Despite the anti-Obamacare frenzy consuming their right flank, Republican leaders recognize that both a shutdown and default would be a disaster for their party, potentially threatening their House majority ahead of a mid-term election when they hope to win back the Senate [14]. Their balancing act to satisfy conservatives enough to avert a shutdown but not to create expectations that threatening debt default is the way to go.

Then again, maybe this isn’t overreach at all that we’re looking at. Maybe it’s really an incredibly sneaky plan to simultaneously limit access to healthcare for people (a core value [15] held by much of the contemporary GOP base) AND blame it all on Obamacare. At least in some states…states that don’t accept the Medicaid expansion. Because by threatening to shutdown the government or defaulting on the debt over their opposition to Obamacare the GOP is still going to destroy the finances of hospitals in the states that refuse to accept the Medicaid expansion. That’s because that delay in the Medicaid cuts that the Obama administration agreed to in May [3] can’t actually be implemented until Congress passes a budget. Now all they have to do is ensure that the public blames all the hospital closures and healthcare problems that results from these cuts on Obamacare and not the perpetual budget and healthcare warfare waged by the GOP which [16] shouldn’t [17] be [18] too hard to do. If this wasn’t an accident, it was kind of brilliant. Except for the part about how the GOP has to explain shutting down the government or defaulting on the national debt. So it’s possible that the GOP is operating in “Mad Dog [19]” mode right now, and given the larger debt battles that are swirling around this issue, this is potentially a much scarier story about politically and ideologically-driven attempts to restrict health care to poor people than stories about politically and ideologically-driven attempts to restrict health care to poor people normally are [20]:

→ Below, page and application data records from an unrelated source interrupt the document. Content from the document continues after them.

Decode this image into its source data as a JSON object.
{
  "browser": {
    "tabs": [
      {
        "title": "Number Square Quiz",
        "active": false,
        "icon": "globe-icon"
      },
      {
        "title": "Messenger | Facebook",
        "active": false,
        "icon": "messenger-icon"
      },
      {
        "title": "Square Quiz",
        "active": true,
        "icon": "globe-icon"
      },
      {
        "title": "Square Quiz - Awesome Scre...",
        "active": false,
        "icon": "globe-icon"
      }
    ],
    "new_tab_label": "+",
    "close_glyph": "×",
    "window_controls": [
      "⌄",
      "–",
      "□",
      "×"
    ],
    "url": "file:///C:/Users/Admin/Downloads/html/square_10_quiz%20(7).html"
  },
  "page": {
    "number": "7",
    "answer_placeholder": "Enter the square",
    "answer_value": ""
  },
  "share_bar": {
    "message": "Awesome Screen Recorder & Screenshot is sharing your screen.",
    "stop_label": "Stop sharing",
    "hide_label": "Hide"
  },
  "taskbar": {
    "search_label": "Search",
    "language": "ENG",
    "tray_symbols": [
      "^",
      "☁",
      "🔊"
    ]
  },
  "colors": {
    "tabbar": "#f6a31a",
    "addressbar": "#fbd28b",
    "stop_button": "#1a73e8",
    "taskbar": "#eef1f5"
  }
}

Without New Budget, HHS Finalizes $1.1 Billion in Medicaid Hospital Cuts
Dylan Scott 4:58 PM EDT, Friday September 13, 2013

Because a gridlocked Congress won’t be passing a new budget anytime soon, the U.S. Department of Health and Human Services finalized a rule Friday for $1.1 billion in Medicaid cuts to hospitals under the Affordable Care Act, cuts that could hit hospitals particularly hard in states that don’t expand Medicaid through the law.

President Obama proposed postponing the cuts one year in his FY 2014 budget because not every state is expanding Medicaid as originally planned. The cuts, which are to payments for hospitals that perform a lot of uncompensated care, were included in Obamacare because the law would cover more people, decreasing the overall amount of uncompensated care.

The president’s proposal reflected the reality that 20-plus states have refused to expand Medicaid coverage under the health care reform law. If the cuts went into effect, hospitals in those non-expanding states would receive smaller reimbursements from HHS without the compensatory expansion of coverage.

But without a new budget from Congress, HHS wasn’t able to implement the president’s proposal.

“HHS has no flexibility to institute a delay of the DSH allotment reductions without congressional action,” the rule released Friday said.

For those [21] governors [22] that still fear a dystopian world free of uninsured poor people It might worth reminding them that there would still uninsured people left in their states even if they accept it [23]. It’s a long shot, but it just might work.